Dr. Adhya studies the mechanism and control of gene transcription, emphasizing the structure, function, and dynamics of the transcription intermediates and their regulatory complexes.

Dr. Gottesman studies post-transcriptional regulation in bacteria, focusing on small regulatory RNAs and regulated proteolysis.

Dr. Wickner's group studies the mechanisms by which ATP-dependent molecular chaperone machines reactivate damaged proteins, solubilize protein aggregates and target irreversibly inactivated proteins for proteolysis.
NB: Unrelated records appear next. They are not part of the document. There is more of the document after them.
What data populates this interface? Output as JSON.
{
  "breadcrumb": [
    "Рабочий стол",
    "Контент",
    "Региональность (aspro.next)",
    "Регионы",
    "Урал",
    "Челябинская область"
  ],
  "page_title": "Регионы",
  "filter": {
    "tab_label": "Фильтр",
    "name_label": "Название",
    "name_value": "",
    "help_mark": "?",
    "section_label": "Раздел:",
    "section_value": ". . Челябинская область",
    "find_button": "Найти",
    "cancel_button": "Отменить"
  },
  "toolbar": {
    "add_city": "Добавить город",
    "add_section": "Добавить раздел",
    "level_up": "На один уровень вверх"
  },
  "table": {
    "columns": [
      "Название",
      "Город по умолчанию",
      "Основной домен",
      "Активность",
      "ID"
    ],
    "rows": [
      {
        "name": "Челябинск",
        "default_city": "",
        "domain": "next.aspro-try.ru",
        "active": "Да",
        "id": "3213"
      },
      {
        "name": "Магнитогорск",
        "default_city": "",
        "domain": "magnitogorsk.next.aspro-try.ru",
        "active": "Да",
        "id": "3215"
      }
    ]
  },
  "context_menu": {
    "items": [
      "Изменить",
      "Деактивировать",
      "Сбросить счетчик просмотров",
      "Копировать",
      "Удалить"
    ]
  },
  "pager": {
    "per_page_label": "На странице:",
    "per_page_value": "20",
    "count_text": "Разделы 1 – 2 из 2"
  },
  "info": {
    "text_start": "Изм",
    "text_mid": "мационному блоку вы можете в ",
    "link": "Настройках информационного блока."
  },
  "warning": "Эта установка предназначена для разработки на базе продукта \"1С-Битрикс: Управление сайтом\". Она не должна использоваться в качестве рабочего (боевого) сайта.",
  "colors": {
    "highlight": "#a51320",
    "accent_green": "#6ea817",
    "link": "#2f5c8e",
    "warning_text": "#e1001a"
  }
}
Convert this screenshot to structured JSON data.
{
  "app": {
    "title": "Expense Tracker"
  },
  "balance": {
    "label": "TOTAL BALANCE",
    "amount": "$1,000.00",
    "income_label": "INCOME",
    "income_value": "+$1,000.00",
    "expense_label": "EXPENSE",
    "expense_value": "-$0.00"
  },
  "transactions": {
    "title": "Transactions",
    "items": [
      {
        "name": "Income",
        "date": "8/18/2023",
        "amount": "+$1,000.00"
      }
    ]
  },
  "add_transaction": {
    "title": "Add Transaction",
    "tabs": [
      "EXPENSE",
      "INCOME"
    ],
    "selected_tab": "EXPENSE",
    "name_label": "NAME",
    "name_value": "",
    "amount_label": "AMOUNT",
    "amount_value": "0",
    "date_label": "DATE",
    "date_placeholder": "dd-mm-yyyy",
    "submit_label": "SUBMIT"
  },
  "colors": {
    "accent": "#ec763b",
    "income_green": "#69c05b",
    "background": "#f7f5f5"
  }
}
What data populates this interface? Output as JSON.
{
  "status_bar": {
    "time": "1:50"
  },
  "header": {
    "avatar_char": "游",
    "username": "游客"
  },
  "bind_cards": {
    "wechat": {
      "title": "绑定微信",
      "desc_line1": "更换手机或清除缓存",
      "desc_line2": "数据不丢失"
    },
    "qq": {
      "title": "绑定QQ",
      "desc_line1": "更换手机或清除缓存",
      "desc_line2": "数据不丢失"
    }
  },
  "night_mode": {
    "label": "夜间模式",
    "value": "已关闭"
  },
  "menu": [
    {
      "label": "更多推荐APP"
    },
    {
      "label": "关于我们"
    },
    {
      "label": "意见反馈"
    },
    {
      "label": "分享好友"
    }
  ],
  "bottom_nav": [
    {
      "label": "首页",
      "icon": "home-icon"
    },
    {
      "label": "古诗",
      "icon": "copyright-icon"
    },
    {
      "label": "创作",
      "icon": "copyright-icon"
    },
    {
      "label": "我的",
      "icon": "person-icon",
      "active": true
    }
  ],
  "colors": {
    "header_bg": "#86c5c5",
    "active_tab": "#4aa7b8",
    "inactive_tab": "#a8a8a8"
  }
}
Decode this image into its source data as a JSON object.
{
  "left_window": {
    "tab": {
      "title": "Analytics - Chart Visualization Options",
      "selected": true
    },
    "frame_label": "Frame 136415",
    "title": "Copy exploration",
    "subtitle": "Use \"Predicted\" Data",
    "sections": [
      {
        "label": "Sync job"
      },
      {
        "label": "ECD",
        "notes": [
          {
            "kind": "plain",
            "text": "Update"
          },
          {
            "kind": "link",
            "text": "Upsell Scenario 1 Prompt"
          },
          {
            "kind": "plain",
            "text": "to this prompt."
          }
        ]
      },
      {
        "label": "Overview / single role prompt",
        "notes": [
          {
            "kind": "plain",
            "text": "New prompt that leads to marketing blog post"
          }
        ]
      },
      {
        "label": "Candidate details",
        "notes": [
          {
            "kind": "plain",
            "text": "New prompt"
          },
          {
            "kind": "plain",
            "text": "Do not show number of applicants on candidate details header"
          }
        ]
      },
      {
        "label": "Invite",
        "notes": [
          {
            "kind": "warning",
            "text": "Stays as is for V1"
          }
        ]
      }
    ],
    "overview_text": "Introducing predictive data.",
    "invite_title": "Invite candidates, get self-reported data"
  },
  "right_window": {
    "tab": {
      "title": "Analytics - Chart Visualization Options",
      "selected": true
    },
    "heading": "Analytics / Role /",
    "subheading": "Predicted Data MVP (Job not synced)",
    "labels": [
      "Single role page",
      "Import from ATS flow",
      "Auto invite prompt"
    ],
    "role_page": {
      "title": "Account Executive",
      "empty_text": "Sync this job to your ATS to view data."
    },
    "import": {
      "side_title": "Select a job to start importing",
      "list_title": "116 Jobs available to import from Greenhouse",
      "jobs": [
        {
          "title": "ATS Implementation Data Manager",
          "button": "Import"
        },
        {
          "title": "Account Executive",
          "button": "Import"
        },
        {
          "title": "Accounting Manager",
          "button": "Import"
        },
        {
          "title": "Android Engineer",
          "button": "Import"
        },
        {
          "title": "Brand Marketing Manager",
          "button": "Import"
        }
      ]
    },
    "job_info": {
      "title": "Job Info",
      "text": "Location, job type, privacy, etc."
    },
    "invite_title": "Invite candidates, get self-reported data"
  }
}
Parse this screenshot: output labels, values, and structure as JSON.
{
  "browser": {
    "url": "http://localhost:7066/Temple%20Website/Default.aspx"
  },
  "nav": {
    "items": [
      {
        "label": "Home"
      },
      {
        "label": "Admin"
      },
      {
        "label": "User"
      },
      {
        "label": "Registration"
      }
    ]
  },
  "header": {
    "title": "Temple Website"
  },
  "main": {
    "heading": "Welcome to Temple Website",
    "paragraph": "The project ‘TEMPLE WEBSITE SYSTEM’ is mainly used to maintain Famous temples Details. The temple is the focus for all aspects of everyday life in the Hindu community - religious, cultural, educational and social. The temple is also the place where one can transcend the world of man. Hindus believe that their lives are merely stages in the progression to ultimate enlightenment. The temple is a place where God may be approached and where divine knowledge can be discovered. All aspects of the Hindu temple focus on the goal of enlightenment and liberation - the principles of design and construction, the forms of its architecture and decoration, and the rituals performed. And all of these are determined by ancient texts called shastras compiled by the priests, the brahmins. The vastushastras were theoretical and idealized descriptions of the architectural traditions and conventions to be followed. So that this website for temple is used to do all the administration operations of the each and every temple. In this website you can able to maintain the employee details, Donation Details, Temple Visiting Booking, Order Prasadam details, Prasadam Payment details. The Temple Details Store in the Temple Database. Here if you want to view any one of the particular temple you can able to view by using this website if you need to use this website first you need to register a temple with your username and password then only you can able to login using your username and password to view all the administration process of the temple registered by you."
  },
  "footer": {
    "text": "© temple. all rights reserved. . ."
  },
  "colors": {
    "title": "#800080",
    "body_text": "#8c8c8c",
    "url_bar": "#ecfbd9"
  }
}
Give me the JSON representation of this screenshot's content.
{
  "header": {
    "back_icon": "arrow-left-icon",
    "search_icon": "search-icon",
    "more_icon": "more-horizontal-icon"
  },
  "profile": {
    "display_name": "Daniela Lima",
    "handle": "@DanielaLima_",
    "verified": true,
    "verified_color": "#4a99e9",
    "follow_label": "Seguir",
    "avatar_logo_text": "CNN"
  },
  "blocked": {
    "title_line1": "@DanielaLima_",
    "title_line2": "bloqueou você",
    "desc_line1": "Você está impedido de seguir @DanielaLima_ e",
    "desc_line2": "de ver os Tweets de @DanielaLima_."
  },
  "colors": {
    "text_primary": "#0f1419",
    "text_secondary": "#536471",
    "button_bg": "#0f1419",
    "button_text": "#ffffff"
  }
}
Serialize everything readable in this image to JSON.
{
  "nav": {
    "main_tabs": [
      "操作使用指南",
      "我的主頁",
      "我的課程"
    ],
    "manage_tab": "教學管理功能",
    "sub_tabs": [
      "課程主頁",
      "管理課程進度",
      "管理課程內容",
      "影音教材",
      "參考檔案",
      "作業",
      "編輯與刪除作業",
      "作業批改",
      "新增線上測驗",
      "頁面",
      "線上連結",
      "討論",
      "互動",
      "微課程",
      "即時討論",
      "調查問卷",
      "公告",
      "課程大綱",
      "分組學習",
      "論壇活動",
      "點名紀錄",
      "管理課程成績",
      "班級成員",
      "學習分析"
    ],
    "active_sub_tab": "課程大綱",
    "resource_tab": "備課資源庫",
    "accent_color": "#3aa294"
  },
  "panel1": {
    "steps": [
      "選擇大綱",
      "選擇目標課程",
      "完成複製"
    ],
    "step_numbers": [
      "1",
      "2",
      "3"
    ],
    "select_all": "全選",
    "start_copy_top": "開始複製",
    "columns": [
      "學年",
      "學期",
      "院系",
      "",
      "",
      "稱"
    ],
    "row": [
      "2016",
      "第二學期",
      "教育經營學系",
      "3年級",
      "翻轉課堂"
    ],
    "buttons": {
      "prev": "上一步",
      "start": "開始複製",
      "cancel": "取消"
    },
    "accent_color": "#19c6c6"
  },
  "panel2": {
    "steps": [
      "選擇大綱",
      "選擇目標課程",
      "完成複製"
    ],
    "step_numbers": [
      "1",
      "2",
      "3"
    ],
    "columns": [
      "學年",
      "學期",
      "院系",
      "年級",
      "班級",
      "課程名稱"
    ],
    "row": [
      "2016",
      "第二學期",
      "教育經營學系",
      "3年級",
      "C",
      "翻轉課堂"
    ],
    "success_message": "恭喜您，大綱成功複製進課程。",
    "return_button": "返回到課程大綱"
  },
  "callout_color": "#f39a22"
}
Understanding these mechanisms is providing the foundation for the development of drugs that target chaperones for use in treating cancer.

Dr. Ramamurthi studies how proteins localize to particular regions within the cell and how they subsequently assemble into large structures.

Dr. Alewine focuses on the use of immunotoxin therapeutics for pancreatic cancer patients.

Dr. Khare studies mechanisms underlying complex microbial behaviors including interspecies interactions, and antibiotic persistence.

Clinical Trials

PI & Key Staff

Positions

Position Degree Required Contact Name E-mail Address
Staff Clinician - Pancreatic cancer, GI malignancies M.D. or equivalent Melanie Warren melanie.warren@nih.gov
Post-doctoral Fellow - CAR T cell therapy, T cell immunology Ph.D. or equivalent, M.D. or equivalent Dr. Mitchell Ho homi@mail.nih.gov

Contact Info

Laboratory of Molecular Biology
Center for Cancer Research
National Cancer Institute
Building 37, Room 5106
Bethesda, MD 20892-4264
Ph: 240-760-6470
Administrative Lab Manager
240-760-6470
Lab Manager
240-760-7714
Program Specialist
240-760-7871
Assistant Technical Writer
240-760-7869
Travel Specialist
240-760-6470
Computational Biologist
240-760-7887